The next day, the Executive Mansion press secretary, Jerolinmek M. Piah, issued a matching response, calling the President’s accusers “agent provocateurs to undermine Liberia’s democratic process.” He also said the allegations against the President “fall in the category of hate speech and inciting language which should be condemned and disavowed by all peace-loving Liberians.” He further went on to deny her interference in the country’s political process.
It was following the Executive Mansion’s response that the AU and ECOWAS Chairmen came to Liberia to meet with key political stakeholders, especially presidential candidates and leaders of political parties. By then, LP had already lodged their formal complaint and submitted their evidences of electoral fraud to the NEC, and also filed a request for a writ of prohibition at the Supreme Court to freeze plans for the for the Nov. 7 run-off election until the electoral body could examine the merit of LP’s claims. A stay order had already been served on the NEC by then.

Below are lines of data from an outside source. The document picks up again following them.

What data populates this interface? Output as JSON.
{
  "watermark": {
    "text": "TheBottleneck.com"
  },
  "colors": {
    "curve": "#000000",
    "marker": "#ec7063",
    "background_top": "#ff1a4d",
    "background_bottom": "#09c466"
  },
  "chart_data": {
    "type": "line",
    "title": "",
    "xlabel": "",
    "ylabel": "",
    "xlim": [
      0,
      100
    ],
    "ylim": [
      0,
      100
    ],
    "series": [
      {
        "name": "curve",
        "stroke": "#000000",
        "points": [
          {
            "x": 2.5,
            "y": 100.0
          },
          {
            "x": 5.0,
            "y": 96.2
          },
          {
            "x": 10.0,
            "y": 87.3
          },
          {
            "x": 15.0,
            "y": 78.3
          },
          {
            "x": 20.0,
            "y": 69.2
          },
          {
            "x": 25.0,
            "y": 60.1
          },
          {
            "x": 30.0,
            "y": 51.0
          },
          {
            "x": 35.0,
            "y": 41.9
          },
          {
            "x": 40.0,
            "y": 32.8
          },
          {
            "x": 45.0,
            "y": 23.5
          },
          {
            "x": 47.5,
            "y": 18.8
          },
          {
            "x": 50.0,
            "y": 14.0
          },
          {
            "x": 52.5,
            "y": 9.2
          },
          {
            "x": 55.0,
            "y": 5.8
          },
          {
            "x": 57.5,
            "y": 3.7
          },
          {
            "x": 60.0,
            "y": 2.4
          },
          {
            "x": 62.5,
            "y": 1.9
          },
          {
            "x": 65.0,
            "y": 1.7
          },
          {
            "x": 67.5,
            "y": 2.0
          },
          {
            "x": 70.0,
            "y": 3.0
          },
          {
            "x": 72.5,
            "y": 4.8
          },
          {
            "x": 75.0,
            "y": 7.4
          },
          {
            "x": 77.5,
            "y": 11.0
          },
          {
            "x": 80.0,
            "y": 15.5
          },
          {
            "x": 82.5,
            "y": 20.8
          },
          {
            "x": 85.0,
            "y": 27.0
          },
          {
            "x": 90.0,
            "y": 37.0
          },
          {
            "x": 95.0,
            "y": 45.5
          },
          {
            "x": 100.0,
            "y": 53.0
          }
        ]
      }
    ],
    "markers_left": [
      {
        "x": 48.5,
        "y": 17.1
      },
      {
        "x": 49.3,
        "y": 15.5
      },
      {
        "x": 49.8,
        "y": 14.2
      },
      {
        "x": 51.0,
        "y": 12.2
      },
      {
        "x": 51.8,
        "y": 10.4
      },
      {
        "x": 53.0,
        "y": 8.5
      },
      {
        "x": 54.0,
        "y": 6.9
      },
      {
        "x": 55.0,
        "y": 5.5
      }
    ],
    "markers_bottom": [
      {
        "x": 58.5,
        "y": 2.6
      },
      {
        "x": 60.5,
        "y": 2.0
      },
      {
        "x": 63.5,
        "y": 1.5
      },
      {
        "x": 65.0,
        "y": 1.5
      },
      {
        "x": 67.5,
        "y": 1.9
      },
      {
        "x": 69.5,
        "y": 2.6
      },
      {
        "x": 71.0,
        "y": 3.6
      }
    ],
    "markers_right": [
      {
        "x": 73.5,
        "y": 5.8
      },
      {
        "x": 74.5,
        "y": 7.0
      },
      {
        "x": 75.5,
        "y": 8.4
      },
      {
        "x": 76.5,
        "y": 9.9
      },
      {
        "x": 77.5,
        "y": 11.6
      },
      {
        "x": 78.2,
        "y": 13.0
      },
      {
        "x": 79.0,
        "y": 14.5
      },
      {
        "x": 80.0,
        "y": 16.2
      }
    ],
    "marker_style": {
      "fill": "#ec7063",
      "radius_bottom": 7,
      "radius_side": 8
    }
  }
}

Immediately following the meeting with the AU and ECOWAS Chairmen, LP standard bearer Cllr. Charles Brumskine, in an interview with the British Broadcasting Corporation (BBC), described some of the evidence his party had submitted to the NEC.
In response, at a press conference on Friday, Nov. 3, Information Minister Eugene Nagbe rejected Cllr. Brumskine’s claims especially the one LP leader claimed that Madam Sirleaf protested the outcome of the 1985 elections by bringing war upon Liberia and its people.
“Cllr. Brumskine needs to be reminded or made aware that making baseless and reckless accusations about a fair and transparent process that was witnessed by several party agents, local and international actors and acclaimed to be credible, is a demonstration of desperation and dishonesty which this country does not deserve,” Nagbe said.
He said the government believes that “this conduct by Cllr. Brumskine is simply the rants of a sore and selfish loser, who is so blinded by ego and arrogance that, even after 12 years of rejection by the voters, he is unable to accept that he is not the presidential choice of the Liberian people.”
Nagbe added: “Brumskine whose position as a third placer was never changed over three recent electoral cycles, has always complained about the outcome of the election process since 2005 when he contested and dismally performed.” He added that it is unprofessional for Cllr. Brumskine to be discussing issues in the media space, that are already the jurisdiction of the court.
Until the legal issues in the electoral process have been addressed, either at the level of the NEC or the Supreme Court, the fray is expected to persist, unrelenting on both sides, even with a certain measure of comic relief. Regardless, the depth of the President’s alleged involvement therein is perceived to be less in word and more in her deeds, whatever they may be.